How animals are designed to make the most efficient use of physical principles in their struggle to survive.
Physics World magazine editor Durrani and Kalaugher, who has a doctorate in materials science, admit to “anthropomorphising” animal behavior in the interest of telling a good story, a smart decision that allows them to amply demonstrate how animals succeed in making physics work for them. Each of the chapters focuses on a specific area of physics—Heat, Forces, Fluids, Sound, Electricity and Magnetism, and Light—and the authors clearly explain the physical principles involved. Many of the examples they provide may seem counterintuitive. For example, a wet dog expends less energy removing moisture by shaking its fur than if it simply waited for the water to evaporate. This is because the cooling effect of evaporation requires the dog to expend energy to maintain its body temperature. As the authors write, “dog fur minimizes heat loss through conduction and convection. But if that fur is wet, the animal has to burn precious energy to stay warm enough for its body to work. No pooch is that daft, as you’ll know to your soggy cost if you’ve stood next to a dog that’s just bounded out of a river.” Though readers likely don’t frequently think about hornets, they will be surprised to learn that Oriental hornets have a natural solar cell that allows them to convert sunbeams into electricity. Durrani and Kalaugher also speculate about the multipurpose role of the peacock’s tail in the mating ritual. The colorful plumage is a sign of vitality that attracts mate-seeking females. Furthermore, recordings reveal that by rustling their tails, they make “a quieter, and more pleasing, shivering noise,” that accompanies their more raucous mating-related vocalizations. Another offbeat factoid—in a book full of them—is the way that elephants raise one foot from the ground in order to use their other three to triangulate vibrations.

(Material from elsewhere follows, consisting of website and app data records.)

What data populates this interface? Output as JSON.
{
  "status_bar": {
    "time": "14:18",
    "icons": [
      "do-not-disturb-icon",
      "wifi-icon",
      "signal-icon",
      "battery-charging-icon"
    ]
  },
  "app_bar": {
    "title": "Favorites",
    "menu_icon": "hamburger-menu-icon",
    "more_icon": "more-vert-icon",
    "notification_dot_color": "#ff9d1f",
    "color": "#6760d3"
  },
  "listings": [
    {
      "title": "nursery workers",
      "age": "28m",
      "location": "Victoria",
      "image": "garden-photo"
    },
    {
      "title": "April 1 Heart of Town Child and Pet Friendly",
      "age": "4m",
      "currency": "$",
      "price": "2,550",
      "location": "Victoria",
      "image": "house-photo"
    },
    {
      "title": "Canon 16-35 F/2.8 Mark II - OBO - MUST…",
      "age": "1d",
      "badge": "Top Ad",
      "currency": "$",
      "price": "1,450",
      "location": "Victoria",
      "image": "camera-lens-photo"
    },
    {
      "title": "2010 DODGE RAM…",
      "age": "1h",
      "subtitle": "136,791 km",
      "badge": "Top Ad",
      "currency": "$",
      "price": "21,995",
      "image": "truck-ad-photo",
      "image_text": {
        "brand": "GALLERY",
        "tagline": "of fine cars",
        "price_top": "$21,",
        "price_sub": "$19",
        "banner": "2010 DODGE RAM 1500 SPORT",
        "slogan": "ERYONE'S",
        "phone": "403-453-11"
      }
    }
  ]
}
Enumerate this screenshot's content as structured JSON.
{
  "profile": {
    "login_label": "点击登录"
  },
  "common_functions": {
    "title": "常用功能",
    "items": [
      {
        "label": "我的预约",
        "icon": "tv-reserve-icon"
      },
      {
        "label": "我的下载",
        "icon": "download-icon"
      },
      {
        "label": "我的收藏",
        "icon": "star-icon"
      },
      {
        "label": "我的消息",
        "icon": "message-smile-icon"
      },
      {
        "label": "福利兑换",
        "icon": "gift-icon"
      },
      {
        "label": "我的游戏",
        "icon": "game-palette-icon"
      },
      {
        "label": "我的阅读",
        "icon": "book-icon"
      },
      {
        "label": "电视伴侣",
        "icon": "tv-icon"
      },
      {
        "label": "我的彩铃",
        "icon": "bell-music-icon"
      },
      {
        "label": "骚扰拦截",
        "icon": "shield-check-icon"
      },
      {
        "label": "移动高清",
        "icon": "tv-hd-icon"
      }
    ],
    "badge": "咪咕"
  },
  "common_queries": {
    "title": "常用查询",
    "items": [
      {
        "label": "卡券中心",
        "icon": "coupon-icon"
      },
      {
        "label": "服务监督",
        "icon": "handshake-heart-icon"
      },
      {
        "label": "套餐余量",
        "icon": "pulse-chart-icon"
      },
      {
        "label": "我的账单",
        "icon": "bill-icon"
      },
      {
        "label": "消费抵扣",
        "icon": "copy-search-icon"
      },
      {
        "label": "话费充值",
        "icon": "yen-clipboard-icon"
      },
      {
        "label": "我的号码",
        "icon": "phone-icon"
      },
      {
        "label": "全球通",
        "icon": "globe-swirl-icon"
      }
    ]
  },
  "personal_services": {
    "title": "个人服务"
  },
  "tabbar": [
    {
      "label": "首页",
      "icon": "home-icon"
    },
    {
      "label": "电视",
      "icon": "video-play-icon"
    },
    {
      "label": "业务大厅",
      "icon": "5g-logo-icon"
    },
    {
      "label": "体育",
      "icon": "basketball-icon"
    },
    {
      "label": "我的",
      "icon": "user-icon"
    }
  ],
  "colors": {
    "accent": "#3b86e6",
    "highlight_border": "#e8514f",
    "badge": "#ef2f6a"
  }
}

Light science reading that informs while it entertains—good for dipping into and out of.